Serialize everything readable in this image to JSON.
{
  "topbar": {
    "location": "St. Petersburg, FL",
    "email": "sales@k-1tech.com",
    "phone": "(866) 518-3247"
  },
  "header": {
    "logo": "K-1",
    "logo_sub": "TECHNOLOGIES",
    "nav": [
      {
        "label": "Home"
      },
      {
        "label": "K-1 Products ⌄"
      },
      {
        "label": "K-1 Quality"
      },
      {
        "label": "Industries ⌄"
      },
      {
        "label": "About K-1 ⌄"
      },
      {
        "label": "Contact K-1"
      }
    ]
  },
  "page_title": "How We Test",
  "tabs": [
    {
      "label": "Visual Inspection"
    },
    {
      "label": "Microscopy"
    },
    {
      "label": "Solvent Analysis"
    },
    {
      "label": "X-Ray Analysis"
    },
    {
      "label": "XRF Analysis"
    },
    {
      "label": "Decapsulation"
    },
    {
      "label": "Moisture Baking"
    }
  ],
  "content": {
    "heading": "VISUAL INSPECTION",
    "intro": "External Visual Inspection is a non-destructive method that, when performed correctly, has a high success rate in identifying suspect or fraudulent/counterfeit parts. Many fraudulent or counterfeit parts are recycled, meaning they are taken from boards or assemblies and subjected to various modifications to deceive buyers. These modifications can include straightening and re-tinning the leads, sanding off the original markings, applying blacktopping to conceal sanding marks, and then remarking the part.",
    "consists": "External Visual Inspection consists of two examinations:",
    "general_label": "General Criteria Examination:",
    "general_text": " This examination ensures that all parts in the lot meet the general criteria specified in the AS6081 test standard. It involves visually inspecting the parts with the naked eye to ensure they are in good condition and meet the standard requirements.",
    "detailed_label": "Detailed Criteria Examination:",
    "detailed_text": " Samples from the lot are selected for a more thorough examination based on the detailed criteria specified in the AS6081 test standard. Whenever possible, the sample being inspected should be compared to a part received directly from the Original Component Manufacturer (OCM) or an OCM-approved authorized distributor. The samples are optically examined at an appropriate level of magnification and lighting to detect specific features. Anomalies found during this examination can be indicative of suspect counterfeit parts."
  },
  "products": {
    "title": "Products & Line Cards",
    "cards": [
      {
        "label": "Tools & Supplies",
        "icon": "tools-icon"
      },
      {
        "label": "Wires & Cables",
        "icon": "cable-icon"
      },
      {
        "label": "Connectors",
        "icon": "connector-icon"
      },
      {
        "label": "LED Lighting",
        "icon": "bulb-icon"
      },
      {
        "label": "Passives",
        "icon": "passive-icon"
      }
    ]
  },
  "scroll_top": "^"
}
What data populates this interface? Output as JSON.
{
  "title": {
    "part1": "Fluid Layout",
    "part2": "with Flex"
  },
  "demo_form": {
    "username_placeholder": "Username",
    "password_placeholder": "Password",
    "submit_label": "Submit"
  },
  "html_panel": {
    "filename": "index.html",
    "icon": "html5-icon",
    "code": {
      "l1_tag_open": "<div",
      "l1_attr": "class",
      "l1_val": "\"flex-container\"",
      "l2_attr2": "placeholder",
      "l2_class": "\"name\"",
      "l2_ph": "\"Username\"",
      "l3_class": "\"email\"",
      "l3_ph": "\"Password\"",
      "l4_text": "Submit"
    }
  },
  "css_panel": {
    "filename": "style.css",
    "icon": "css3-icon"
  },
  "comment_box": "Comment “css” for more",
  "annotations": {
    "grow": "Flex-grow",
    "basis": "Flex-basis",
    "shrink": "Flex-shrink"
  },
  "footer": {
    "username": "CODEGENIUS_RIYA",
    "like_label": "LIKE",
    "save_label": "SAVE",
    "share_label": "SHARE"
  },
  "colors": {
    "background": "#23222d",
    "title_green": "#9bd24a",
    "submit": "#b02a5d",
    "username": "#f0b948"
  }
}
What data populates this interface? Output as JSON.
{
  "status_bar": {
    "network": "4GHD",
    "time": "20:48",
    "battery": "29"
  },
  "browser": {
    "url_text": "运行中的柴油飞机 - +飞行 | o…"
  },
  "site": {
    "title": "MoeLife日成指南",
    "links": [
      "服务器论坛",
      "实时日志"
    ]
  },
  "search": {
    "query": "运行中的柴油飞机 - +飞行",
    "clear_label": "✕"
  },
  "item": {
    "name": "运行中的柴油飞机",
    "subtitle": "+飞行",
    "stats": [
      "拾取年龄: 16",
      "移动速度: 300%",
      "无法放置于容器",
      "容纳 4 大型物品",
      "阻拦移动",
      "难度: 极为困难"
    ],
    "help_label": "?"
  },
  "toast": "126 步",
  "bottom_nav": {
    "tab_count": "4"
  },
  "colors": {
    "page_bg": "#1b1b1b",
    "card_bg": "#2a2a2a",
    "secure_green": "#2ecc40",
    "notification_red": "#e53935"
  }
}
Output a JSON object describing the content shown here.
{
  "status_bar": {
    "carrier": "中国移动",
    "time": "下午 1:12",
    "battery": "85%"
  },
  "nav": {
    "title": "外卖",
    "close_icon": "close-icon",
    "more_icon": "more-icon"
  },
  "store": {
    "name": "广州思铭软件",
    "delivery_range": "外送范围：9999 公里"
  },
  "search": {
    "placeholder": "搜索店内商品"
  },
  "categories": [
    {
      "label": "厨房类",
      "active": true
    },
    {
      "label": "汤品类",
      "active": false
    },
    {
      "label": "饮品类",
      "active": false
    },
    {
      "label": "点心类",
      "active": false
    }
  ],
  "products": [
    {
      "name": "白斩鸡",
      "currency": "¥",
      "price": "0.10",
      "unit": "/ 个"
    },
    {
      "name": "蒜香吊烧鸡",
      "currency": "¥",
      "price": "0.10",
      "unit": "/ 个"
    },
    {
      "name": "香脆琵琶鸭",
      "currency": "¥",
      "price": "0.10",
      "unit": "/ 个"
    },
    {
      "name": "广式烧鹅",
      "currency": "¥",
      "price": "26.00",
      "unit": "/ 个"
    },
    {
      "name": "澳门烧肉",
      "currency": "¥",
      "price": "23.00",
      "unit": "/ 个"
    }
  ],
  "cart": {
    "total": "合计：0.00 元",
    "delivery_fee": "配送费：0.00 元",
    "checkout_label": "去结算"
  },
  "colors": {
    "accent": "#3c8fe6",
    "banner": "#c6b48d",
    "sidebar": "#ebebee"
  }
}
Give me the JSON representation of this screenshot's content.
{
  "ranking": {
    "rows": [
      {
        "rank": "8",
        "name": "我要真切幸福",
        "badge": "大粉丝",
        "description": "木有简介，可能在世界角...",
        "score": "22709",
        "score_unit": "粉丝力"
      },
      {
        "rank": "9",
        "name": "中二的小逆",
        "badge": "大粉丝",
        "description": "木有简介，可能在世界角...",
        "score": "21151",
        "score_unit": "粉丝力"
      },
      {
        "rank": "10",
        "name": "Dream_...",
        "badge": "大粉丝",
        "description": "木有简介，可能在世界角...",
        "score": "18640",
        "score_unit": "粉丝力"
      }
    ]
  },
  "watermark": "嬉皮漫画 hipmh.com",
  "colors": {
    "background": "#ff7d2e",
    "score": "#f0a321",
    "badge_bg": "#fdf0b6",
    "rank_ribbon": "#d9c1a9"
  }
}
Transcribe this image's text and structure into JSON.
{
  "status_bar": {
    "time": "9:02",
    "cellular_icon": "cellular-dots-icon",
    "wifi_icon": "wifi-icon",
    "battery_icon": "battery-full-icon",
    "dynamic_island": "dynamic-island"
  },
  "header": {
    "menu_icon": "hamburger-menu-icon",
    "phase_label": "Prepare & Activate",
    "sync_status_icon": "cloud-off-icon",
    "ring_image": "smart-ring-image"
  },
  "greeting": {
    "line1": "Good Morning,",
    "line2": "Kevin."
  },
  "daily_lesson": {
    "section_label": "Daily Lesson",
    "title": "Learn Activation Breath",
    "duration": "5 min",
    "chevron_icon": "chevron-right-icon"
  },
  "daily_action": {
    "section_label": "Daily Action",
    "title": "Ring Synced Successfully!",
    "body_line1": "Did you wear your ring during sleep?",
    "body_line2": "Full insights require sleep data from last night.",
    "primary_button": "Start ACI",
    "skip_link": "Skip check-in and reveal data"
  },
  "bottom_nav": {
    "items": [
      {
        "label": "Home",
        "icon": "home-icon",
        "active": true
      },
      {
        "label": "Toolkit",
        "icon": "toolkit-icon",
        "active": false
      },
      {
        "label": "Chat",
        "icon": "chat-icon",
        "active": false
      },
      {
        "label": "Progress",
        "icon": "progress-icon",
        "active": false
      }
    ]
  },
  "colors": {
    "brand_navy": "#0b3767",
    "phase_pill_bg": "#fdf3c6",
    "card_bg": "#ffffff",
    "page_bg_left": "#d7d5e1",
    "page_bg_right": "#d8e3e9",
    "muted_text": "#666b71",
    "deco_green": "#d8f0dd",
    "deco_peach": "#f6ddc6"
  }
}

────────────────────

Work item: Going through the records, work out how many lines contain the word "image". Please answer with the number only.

Answer box: 3